● Work task
Each line below should be restated exactly, with nothing dropped.

----

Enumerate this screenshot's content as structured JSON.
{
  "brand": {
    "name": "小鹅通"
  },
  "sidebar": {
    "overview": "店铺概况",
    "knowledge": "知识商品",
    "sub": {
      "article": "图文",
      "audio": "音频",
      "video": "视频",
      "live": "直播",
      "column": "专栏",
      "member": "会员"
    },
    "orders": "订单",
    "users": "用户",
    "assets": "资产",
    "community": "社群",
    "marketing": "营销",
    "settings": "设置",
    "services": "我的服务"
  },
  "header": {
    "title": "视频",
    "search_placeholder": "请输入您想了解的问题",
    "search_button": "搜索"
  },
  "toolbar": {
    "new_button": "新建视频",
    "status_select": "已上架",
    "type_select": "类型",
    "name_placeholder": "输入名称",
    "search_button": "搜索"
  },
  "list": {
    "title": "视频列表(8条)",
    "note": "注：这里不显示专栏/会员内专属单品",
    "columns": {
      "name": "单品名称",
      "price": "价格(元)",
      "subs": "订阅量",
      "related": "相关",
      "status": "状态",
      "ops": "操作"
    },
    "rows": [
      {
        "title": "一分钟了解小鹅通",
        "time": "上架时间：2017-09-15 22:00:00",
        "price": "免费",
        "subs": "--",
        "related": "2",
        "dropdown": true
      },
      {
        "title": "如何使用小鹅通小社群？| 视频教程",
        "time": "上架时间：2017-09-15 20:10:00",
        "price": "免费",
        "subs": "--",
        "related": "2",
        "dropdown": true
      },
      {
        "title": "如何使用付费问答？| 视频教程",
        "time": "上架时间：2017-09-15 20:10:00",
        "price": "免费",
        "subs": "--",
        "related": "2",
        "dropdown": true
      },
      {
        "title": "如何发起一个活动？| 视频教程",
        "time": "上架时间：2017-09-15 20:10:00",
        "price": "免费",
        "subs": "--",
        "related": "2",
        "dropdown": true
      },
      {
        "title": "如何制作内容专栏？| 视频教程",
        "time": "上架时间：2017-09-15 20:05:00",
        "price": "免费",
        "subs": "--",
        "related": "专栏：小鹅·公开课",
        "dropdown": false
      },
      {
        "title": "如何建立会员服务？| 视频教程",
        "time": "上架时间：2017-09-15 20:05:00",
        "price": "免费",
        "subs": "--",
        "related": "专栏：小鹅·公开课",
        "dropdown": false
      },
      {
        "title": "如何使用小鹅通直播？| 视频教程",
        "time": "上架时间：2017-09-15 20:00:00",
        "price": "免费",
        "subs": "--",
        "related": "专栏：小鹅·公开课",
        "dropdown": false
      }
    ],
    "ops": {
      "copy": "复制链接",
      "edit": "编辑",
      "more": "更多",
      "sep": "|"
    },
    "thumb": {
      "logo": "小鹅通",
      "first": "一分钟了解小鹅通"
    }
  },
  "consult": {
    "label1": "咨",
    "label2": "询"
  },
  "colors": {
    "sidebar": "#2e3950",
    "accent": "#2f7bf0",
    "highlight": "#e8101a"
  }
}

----

● Completed task
Enumerate this screenshot's content as structured JSON.
{
  "brand": {
    "name": "小鹅通"
  },
  "sidebar": {
    "overview": "店铺概况",
    "knowledge": "知识商品",
    "sub": {
      "article": "图文",
      "audio": "音频",
      "video": "视频",
      "live": "直播",
      "column": "专栏",
      "member": "会员"
    },
    "orders": "订单",
    "users": "用户",
    "assets": "资产",
    "community": "社群",
    "marketing": "营销",
    "settings": "设置",
    "services": "我的服务"
  },
  "header": {
    "title": "视频",
    "search_placeholder": "请输入您想了解的问题",
    "search_button": "搜索"
  },
  "toolbar": {
    "new_button": "新建视频",
    "status_select": "已上架",
    "type_select": "类型",
    "name_placeholder": "输入名称",
    "search_button": "搜索"
  },
  "list": {
    "title": "视频列表(8条)",
    "note": "注：这里不显示专栏/会员内专属单品",
    "columns": {
      "name": "单品名称",
      "price": "价格(元)",
      "subs": "订阅量",
      "related": "相关",
      "status": "状态",
      "ops": "操作"
    },
    "rows": [
      {
        "title": "一分钟了解小鹅通",
        "time": "上架时间：2017-09-15 22:00:00",
        "price": "免费",
        "subs": "--",
        "related": "2",
        "dropdown": true
      },
      {
        "title": "如何使用小鹅通小社群？| 视频教程",
        "time": "上架时间：2017-09-15 20:10:00",
        "price": "免费",
        "subs": "--",
        "related": "2",
        "dropdown": true
      },
      {
        "title": "如何使用付费问答？| 视频教程",
        "time": "上架时间：2017-09-15 20:10:00",
        "price": "免费",
        "subs": "--",
        "related": "2",
        "dropdown": true
      },
      {
        "title": "如何发起一个活动？| 视频教程",
        "time": "上架时间：2017-09-15 20:10:00",
        "price": "免费",
        "subs": "--",
        "related": "2",
        "dropdown": true
      },
      {
        "title": "如何制作内容专栏？| 视频教程",
        "time": "上架时间：2017-09-15 20:05:00",
        "price": "免费",
        "subs": "--",
        "related": "专栏：小鹅·公开课",
        "dropdown": false
      },
      {
        "title": "如何建立会员服务？| 视频教程",
        "time": "上架时间：2017-09-15 20:05:00",
        "price": "免费",
        "subs": "--",
        "related": "专栏：小鹅·公开课",
        "dropdown": false
      },
      {
        "title": "如何使用小鹅通直播？| 视频教程",
        "time": "上架时间：2017-09-15 20:00:00",
        "price": "免费",
        "subs": "--",
        "related": "专栏：小鹅·公开课",
        "dropdown": false
      }
    ],
    "ops": {
      "copy": "复制链接",
      "edit": "编辑",
      "more": "更多",
      "sep": "|"
    },
    "thumb": {
      "logo": "小鹅通",
      "first": "一分钟了解小鹅通"
    }
  },
  "consult": {
    "label1": "咨",
    "label2": "询"
  },
  "colors": {
    "sidebar": "#2e3950",
    "accent": "#2f7bf0",
    "highlight": "#e8101a"
  }
}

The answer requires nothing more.